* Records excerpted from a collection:
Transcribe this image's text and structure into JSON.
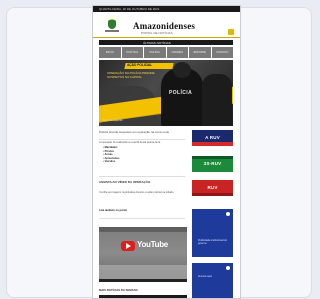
{
  "topbar": {
    "text": "QUARTA-FEIRA, 20 DE OUTUBRO DE 2021"
  },
  "header": {
    "brand": "Amazonidenses",
    "tagline": "PORTAL DE NOTÍCIAS"
  },
  "black_bar": {
    "text": "ÚLTIMAS NOTÍCIAS"
  },
  "nav": {
    "items": [
      "INÍCIO",
      "POLÍTICA",
      "POLÍCIA",
      "CIDADES",
      "ESPORTE",
      "CONTATO"
    ]
  },
  "hero": {
    "banner": "AÇÃO POLICIAL",
    "subtitle": "OPERAÇÃO DA POLÍCIA PRENDE SUSPEITOS NA CAPITAL",
    "badge": "POLÍCIA",
    "caption": "Foto: Divulgação"
  },
  "article": {
    "headline": "Polícia prende suspeitos em operação na zona norte",
    "intro": "A operação foi realizada na manhã desta quarta-feira.",
    "bullets": [
      "• Mandados",
      "• Prisões",
      "• Armas",
      "• Apreensões",
      "• Veículos"
    ],
    "section_title": "ASSISTA AO VÍDEO DA OPERAÇÃO",
    "paragraph": "Confira as imagens registradas durante a ação policial na cidade.",
    "extra": "Leia também no portal"
  },
  "video": {
    "brand": "YouTube"
  },
  "footer": {
    "title": "MAIS NOTÍCIAS DA SEMANA"
  },
  "ads": [
    {
      "label": "A RUV"
    },
    {
      "label": "3S-RUV"
    },
    {
      "label": "RUV"
    }
  ],
  "panels": [
    {
      "text": "Publicidade institucional do governo"
    },
    {
      "text": "Anuncie aqui"
    }
  ],
  "colors": {
    "accent": "#f2c200",
    "nav": "#7a7a7a",
    "panel": "#1e3a9a",
    "youtube": "#e21b1b"
  }
}
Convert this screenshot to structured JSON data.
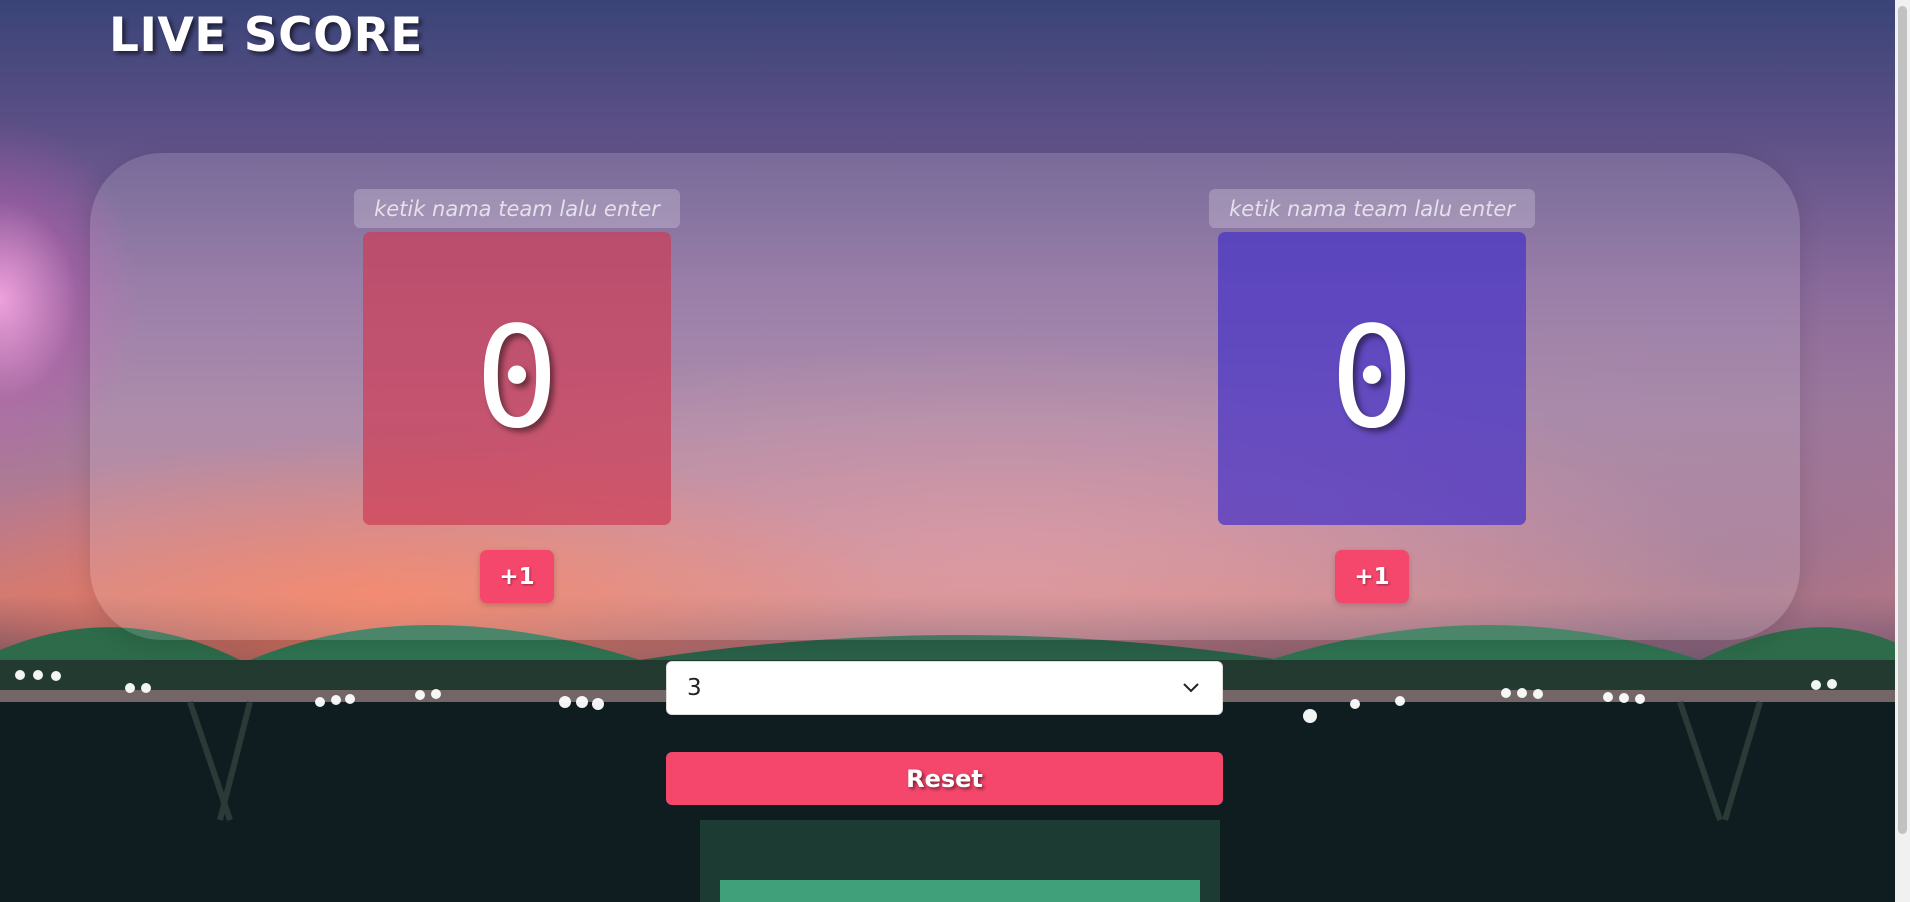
{
  "header": {
    "title": "LIVE SCORE"
  },
  "teams": [
    {
      "side": "left",
      "name_value": "",
      "name_placeholder": "ketik nama team lalu enter",
      "score": "0",
      "add_label": "+1",
      "color": "#cd3c55"
    },
    {
      "side": "right",
      "name_value": "",
      "name_placeholder": "ketik nama team lalu enter",
      "score": "0",
      "add_label": "+1",
      "color": "#4632c8"
    }
  ],
  "controls": {
    "target_select_value": "3",
    "reset_label": "Reset"
  },
  "colors": {
    "accent": "#f5466b"
  },
  "icons": {
    "select": "chevron-down-icon"
  }
}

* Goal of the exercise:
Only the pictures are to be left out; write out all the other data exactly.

* Exercise solution:
Transcribe this image's text and structure into JSON.
{
  "topbar": {
    "text": "QUARTA-FEIRA, 20 DE OUTUBRO DE 2021"
  },
  "header": {
    "brand": "Amazonidenses",
    "tagline": "PORTAL DE NOTÍCIAS"
  },
  "black_bar": {
    "text": "ÚLTIMAS NOTÍCIAS"
  },
  "nav": {
    "items": [
      "INÍCIO",
      "POLÍTICA",
      "POLÍCIA",
      "CIDADES",
      "ESPORTE",
      "CONTATO"
    ]
  },
  "hero": {
    "banner": "AÇÃO POLICIAL",
    "subtitle": "OPERAÇÃO DA POLÍCIA PRENDE SUSPEITOS NA CAPITAL",
    "badge": "POLÍCIA",
    "caption": "Foto: Divulgação"
  },
  "article": {
    "headline": "Polícia prende suspeitos em operação na zona norte",
    "intro": "A operação foi realizada na manhã desta quarta-feira.",
    "bullets": [
      "• Mandados",
      "• Prisões",
      "• Armas",
      "• Apreensões",
      "• Veículos"
    ],
    "section_title": "ASSISTA AO VÍDEO DA OPERAÇÃO",
    "paragraph": "Confira as imagens registradas durante a ação policial na cidade.",
    "extra": "Leia também no portal"
  },
  "video": {
    "brand": "YouTube"
  },
  "footer": {
    "title": "MAIS NOTÍCIAS DA SEMANA"
  },
  "ads": [
    {
      "label": "A RUV"
    },
    {
      "label": "3S-RUV"
    },
    {
      "label": "RUV"
    }
  ],
  "panels": [
    {
      "text": "Publicidade institucional do governo"
    },
    {
      "text": "Anuncie aqui"
    }
  ],
  "colors": {
    "accent": "#f2c200",
    "nav": "#7a7a7a",
    "panel": "#1e3a9a",
    "youtube": "#e21b1b"
  }
}
Convert this screenshot to structured JSON data.
{
  "header": {
    "title": "LIVE SCORE"
  },
  "teams": [
    {
      "side": "left",
      "name_value": "",
      "name_placeholder": "ketik nama team lalu enter",
      "score": "0",
      "add_label": "+1",
      "color": "#cd3c55"
    },
    {
      "side": "right",
      "name_value": "",
      "name_placeholder": "ketik nama team lalu enter",
      "score": "0",
      "add_label": "+1",
      "color": "#4632c8"
    }
  ],
  "controls": {
    "target_select_value": "3",
    "reset_label": "Reset"
  },
  "colors": {
    "accent": "#f5466b"
  },
  "icons": {
    "select": "chevron-down-icon"
  }
}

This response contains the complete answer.